● EXERCISE BRIEF
Find each line in the records below that contains the word "title", and copy it out.
>>>>
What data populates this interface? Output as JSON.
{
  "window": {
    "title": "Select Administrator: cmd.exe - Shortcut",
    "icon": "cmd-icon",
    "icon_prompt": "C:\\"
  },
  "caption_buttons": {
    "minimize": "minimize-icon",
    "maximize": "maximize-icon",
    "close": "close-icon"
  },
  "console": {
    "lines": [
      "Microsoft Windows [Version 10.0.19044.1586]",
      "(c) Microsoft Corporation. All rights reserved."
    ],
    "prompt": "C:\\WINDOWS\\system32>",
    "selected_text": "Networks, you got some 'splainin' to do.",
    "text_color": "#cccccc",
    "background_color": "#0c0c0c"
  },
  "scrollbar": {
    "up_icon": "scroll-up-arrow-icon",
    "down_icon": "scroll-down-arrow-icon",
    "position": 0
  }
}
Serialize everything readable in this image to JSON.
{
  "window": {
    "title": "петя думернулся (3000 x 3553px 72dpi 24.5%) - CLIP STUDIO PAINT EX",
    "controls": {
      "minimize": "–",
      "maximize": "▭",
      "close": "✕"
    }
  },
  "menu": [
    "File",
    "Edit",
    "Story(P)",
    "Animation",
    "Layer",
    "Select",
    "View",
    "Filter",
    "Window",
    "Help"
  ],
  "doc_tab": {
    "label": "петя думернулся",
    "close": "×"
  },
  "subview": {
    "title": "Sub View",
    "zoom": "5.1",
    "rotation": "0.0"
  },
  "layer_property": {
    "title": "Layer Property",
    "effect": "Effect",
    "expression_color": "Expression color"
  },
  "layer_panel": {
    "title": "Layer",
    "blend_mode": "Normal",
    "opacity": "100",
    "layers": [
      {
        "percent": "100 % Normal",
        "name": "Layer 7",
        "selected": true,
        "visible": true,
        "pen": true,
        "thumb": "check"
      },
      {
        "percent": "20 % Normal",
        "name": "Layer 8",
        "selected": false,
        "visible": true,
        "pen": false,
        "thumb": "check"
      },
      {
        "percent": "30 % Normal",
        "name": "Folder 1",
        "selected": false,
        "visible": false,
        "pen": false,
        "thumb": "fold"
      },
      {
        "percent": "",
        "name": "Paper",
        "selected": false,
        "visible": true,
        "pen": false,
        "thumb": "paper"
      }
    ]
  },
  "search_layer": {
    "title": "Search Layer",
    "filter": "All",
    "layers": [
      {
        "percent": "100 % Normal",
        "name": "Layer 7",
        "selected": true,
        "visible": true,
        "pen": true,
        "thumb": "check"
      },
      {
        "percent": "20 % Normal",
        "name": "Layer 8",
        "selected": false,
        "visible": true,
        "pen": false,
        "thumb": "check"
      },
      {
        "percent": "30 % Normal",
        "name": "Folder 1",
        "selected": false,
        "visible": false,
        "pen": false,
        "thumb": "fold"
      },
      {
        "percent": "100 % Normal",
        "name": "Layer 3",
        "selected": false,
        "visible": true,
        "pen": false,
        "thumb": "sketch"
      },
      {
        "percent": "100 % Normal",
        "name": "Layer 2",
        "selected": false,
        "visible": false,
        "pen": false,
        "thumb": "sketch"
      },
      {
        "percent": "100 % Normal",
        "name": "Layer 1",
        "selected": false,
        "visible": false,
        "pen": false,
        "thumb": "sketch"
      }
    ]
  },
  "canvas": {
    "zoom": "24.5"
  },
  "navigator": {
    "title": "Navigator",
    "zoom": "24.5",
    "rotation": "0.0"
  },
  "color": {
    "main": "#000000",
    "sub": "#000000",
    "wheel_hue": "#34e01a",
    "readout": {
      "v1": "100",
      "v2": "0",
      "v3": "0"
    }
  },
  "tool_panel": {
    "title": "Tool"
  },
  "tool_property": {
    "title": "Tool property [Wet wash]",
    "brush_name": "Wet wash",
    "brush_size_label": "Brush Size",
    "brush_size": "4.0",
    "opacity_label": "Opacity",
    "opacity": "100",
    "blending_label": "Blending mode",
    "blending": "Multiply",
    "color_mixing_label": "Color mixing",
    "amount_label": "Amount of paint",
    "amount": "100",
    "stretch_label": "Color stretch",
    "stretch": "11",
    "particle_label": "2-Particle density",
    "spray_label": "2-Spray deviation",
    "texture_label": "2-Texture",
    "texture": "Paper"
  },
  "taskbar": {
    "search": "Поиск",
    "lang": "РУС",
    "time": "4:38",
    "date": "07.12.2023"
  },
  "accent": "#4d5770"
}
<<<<
● WRITTEN ANSWER
    "title": "Select Administrator: cmd.exe - Shortcut",
    "title": "петя думернулся (3000 x 3553px 72dpi 24.5%) - CLIP STUDIO PAINT EX",
    "title": "Sub View",
    "title": "Layer Property",
    "title": "Layer",
    "title": "Search Layer",
    "title": "Navigator",
    "title": "Tool"
    "title": "Tool property [Wet wash]",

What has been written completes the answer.